Last post, I recommended two purple leaf beech trees for the residential garden. In it, I covered the purple fountain beech. Now, I will cover the Tri color beech.
Tri Color Beech = Big Color Splash
The Tri color beech grows shaped more like a regular beech than the Purple Fountain beech, only smaller. It has a rounded outline and if not pruned will grow branches from the ground up. These look a lot more like a normal shaped tree than the Purple Fountain beech.
Tri color beech screams specimen
It is not its shape that draws attention, but instead its unique leaf color. You see it has a purple leaf with a variegation that has pale rose color. Hence its name as ’Roseomarginata’. The overall effect of the two color leaf is what appears to be a purplish pink tree. The tree looks terrific when back lit by the rising or setting sun.
It works great as a tree next to a patio. In fact the first one I ever saw that really wowed me was one at Rich’s Fox Willlow Pines in Woodstock that was sitting next to a patio. It was probably about 20 feet tall and was a fabulous tree to sit next to and just stare at it. I believe Rich donated it to a botanic garden or sold it, so it is no longer there.
The size of the Tri color beech will get to perhaps 30 feet high and 20 feet wide in most locations. It might take two or three decades to get that size. Depending of course upon how big it is when you plant it. The edges of this tree’s leaves will burn in August unless it gets some afternoon shade.
Tri color beech has wonderful fresh late spring early summer purple pink leaf color. The color fades in the sun of the summer and if not shaded the leaf edges will get a little shall we say “crispy”. This does not hurt the tree, but it just looks better if it gets some afternoon shade.
It gets a light bronze fall color that is nice. Mine does not tend to hold many leaves in the winter but perhaps a bit less summer sun may improve this. The smooth gray bark gets provides winter interest once the tree gets larger.
Hardiness Zones: Zone 4
Exposure: Light shade. Afternoon shade best.
Features: Striking purple foliage with irregular pinkish-white and rose borders, Ornamental Bark, Slow Growing.
Growth Habit: Upright oval to rounded form.
Fall Color: Light tan/Bronze
Beech Tree Care and Growing Tips:
Water deeply as needed, particularly in hot, dry weather
Mulch them with a good bark mulch to retain moisture, BUT DON’T MOUND IT AGAINST THE TRUNK OR A BUNCH OF TREEHUGGERS WILL PICKET YOUR HOUSE AND HECKLE YOU ON TWITTER. Well not really, but this post was getting a little boring.
Beeches are best pruned in late winter once the worst of winter has passed.

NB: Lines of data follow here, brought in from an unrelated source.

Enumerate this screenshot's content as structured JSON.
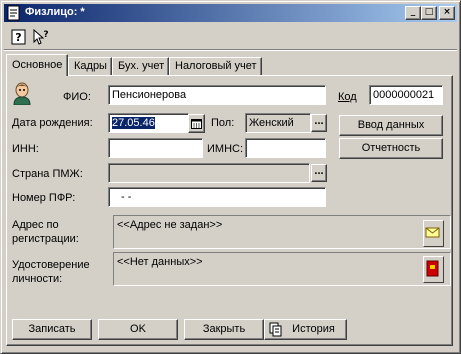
{
  "window": {
    "title": "Физлицо: *",
    "title_icon": "document-icon",
    "controls": {
      "minimize": "_",
      "maximize": "□",
      "close": "×"
    }
  },
  "toolbar": {
    "help_icon": "help-icon",
    "whats_this_icon": "whats-this-icon"
  },
  "tabs": [
    {
      "label": "Основное",
      "active": true
    },
    {
      "label": "Кадры",
      "active": false
    },
    {
      "label": "Бух. учет",
      "active": false
    },
    {
      "label": "Налоговый учет",
      "active": false
    }
  ],
  "form": {
    "fio_label": "ФИО:",
    "fio_value": "Пенсионерова",
    "code_label": "Код",
    "code_value": "0000000021",
    "birth_label": "Дата рождения:",
    "birth_value": "27.05.46",
    "sex_label": "Пол:",
    "sex_value": "Женский",
    "inn_label": "ИНН:",
    "inn_value": "",
    "imns_label": "ИМНС:",
    "imns_value": "",
    "country_label": "Страна ПМЖ:",
    "country_value": "",
    "pfr_label": "Номер ПФР:",
    "pfr_value": "-  -",
    "address_label": "Адрес по регистрации:",
    "address_value": "<<Адрес не задан>>",
    "id_label": "Удостоверение личности:",
    "id_value": "<<Нет данных>>",
    "ellipsis": "..."
  },
  "side_buttons": {
    "data_entry": "Ввод данных",
    "reports": "Отчетность"
  },
  "footer": {
    "save": "Записать",
    "ok": "OK",
    "close": "Закрыть",
    "history": "История"
  },
  "colors": {
    "titlebar_start": "#0a246a",
    "titlebar_end": "#a6caf0",
    "face": "#d4d0c8",
    "selection": "#0a246a"
  }
}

Deer don’t particularly care for beeches and will usually leave it alone. It has few pest problems unless you are near areas where native beech forests have been decimated by beech bark scale. If you are away from the woods or in Illinois or west, you should be fine.
If you liked this post and would like to find more cool trees you may not have known about, check out my e-book, the Guide to Selecting Shade Trees. It contains lots of trees you may not have considered, but will grow great in your garden. If you subscribe to our updates in the box in the sidebar you will receive it immediately for free.